Possible fixes: Lab grown food, plants bred with molecular tools, and a better understanding of the planet's complex ecology hold promise for solving the world's food challenges. Given all of these tools, what is the best way to tackle the fast-coming problems of hunger and food security? Four scientists weighed in:
Our first Axios Science event focused on what we know — and don't know — about the human brain. Five researchers talked about what we might expect from research and technology to better understand the brain and its connection to human behavior and experience. As USC's Lon Schneider said:
"What's at stake is the prediction and control of human behavior or in medicine, and the prediction, control, and treatment of illness...How we work, function, interact, feel, what we're able to accomplish, and our autonomy."
More key takeaways from the program, which you can watch in full here (start at min. 44):
Eric Siemers from Eli Lilly: Despite decades of R&D, a successful drug for neurodegenerative diseases like Alzheimer's is yet to make it to market. People should remain optimistic because of recent advances in our understanding of the pathology of Alzheimer's and because while clinical trials haven't produced an available medicine, they are revealing some effects of drugs.
Hunter Hoffman from University of Washington: L.A. is the heart of virtual reality development — tens of thousands of people are here this week for the E3 gaming conference, with VR front and center. This technology has other applications, such as being used to alleviate pain for burn patients during treatment.
Matt Grob from Qualcomm: One of his company's ultimate goals is creating brain-to-brain communication.

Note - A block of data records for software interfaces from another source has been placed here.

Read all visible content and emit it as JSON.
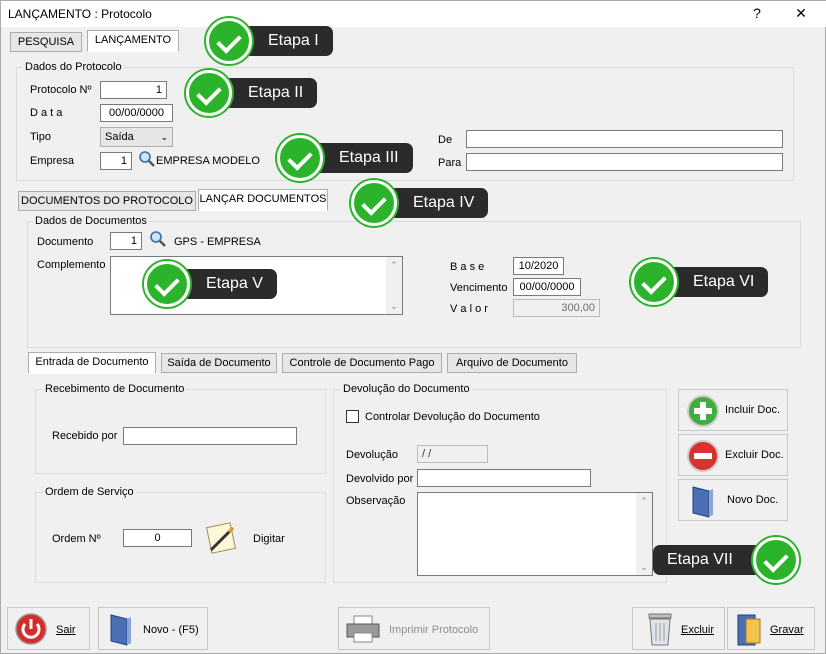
{
  "window": {
    "title": "LANÇAMENTO : Protocolo",
    "help": "?",
    "close": "✕"
  },
  "top_tabs": [
    {
      "label": "PESQUISA"
    },
    {
      "label": "LANÇAMENTO"
    }
  ],
  "protocolo": {
    "group_label": "Dados do Protocolo",
    "protocolo_label": "Protocolo Nº",
    "protocolo_value": "1",
    "data_label": "D a t a",
    "data_value": "00/00/0000",
    "tipo_label": "Tipo",
    "tipo_value": "Saída",
    "empresa_label": "Empresa",
    "empresa_value": "1",
    "empresa_name": "EMPRESA MODELO",
    "de_label": "De",
    "de_value": "",
    "para_label": "Para",
    "para_value": ""
  },
  "mid_tabs": [
    {
      "label": "DOCUMENTOS DO PROTOCOLO"
    },
    {
      "label": "LANÇAR DOCUMENTOS"
    }
  ],
  "documentos": {
    "group_label": "Dados de Documentos",
    "documento_label": "Documento",
    "documento_value": "1",
    "documento_name": "GPS - EMPRESA",
    "complemento_label": "Complemento",
    "base_label": "B a s e",
    "base_value": "10/2020",
    "vencimento_label": "Vencimento",
    "vencimento_value": "00/00/0000",
    "valor_label": "V a l o r",
    "valor_value": "300,00"
  },
  "doc_tabs": [
    {
      "label": "Entrada de Documento"
    },
    {
      "label": "Saída de Documento"
    },
    {
      "label": "Controle de Documento Pago"
    },
    {
      "label": "Arquivo de Documento"
    }
  ],
  "recebimento": {
    "group_label": "Recebimento de Documento",
    "recebido_label": "Recebido por",
    "recebido_value": ""
  },
  "ordem": {
    "group_label": "Ordem de Serviço",
    "ordem_label": "Ordem Nº",
    "ordem_value": "0",
    "digitar_label": "Digitar"
  },
  "devolucao": {
    "group_label": "Devolução do Documento",
    "controlar_label": "Controlar Devolução do Documento",
    "devolucao_label": "Devolução",
    "devolucao_value": "  /  /",
    "devolvido_label": "Devolvido por",
    "devolvido_value": "",
    "observacao_label": "Observação"
  },
  "side_buttons": {
    "incluir": "Incluir Doc.",
    "excluir": "Excluir Doc.",
    "novo": "Novo Doc."
  },
  "bottom_buttons": {
    "sair": "Sair",
    "novo": "Novo - (F5)",
    "imprimir": "Imprimir Protocolo",
    "excluir": "Excluir",
    "gravar": "Gravar"
  },
  "callouts": [
    "Etapa I",
    "Etapa II",
    "Etapa III",
    "Etapa IV",
    "Etapa V",
    "Etapa VI",
    "Etapa VII"
  ],
  "colors": {
    "callout_bg": "#2b2b2b",
    "check_green": "#2bb32b",
    "window_bg": "#f0f0f0"
  }
}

Doris Tsao from Caltech: In the past 20 years, major advances in neuroscience have come from tools but there are still some big questions to answer:

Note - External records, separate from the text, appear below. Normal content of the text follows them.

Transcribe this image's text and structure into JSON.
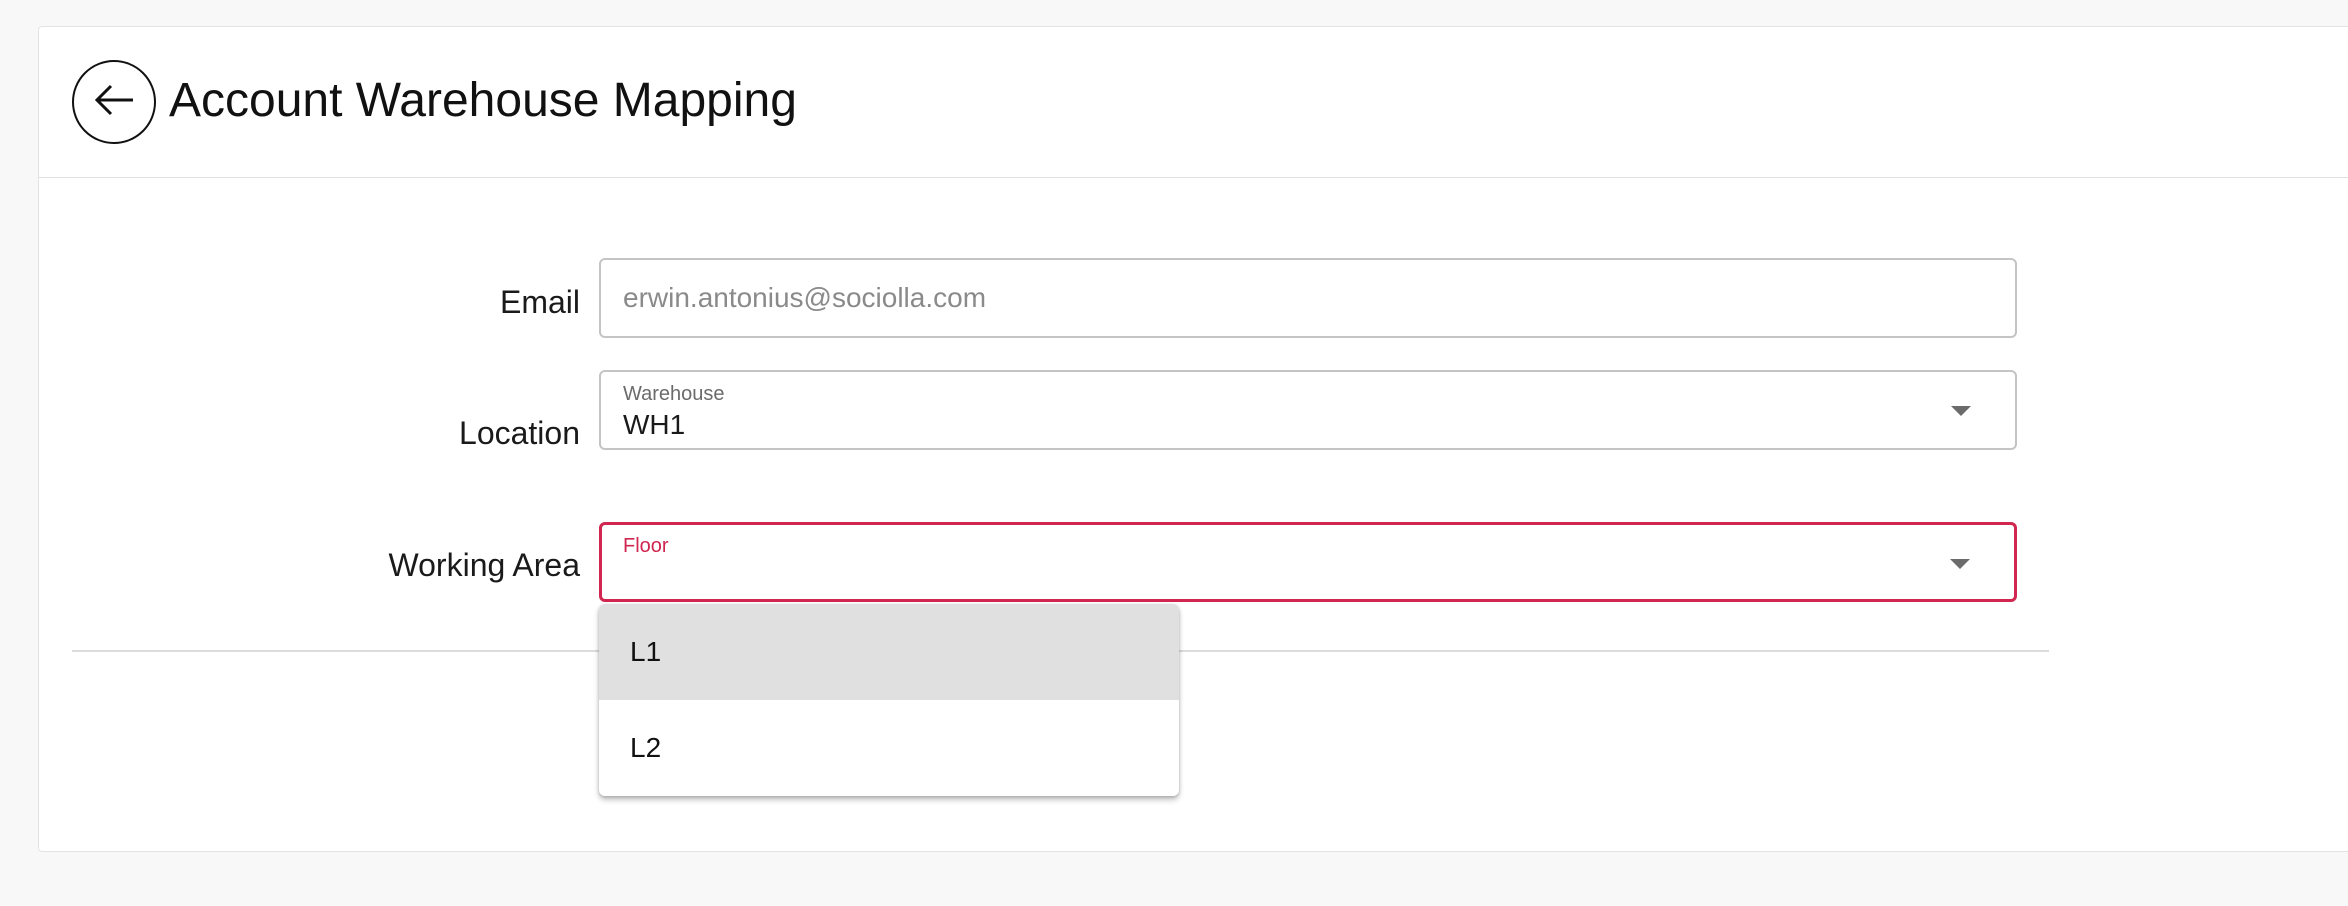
{
  "header": {
    "title": "Account Warehouse Mapping"
  },
  "form": {
    "email": {
      "label": "Email",
      "value": "erwin.antonius@sociolla.com"
    },
    "location": {
      "label": "Location",
      "field_label": "Warehouse",
      "selected": "WH1"
    },
    "working_area": {
      "label": "Working Area",
      "field_label": "Floor",
      "selected": ""
    }
  },
  "dropdown": {
    "options": [
      {
        "label": "L1",
        "highlighted": true
      },
      {
        "label": "L2",
        "highlighted": false
      }
    ]
  },
  "icons": {
    "back": "arrow-left-icon",
    "caret": "caret-down-icon"
  },
  "colors": {
    "focus_accent": "#d0264f",
    "highlight": "#e0e0e0"
  }
}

Each scale of a butterfly's wing emerges from a single cell. In some, like the Morpho species, tiny nanostructures are formed in the wings and bend light into a particular wavelength. UC Berkeley graduate student Aaron Pomerantz, who took the photo above of a Morpho during a recent trip to Ecuador, is trying to understand the genes underlying these structures that produce iridescent colors or, in other cases, totally transparent wings.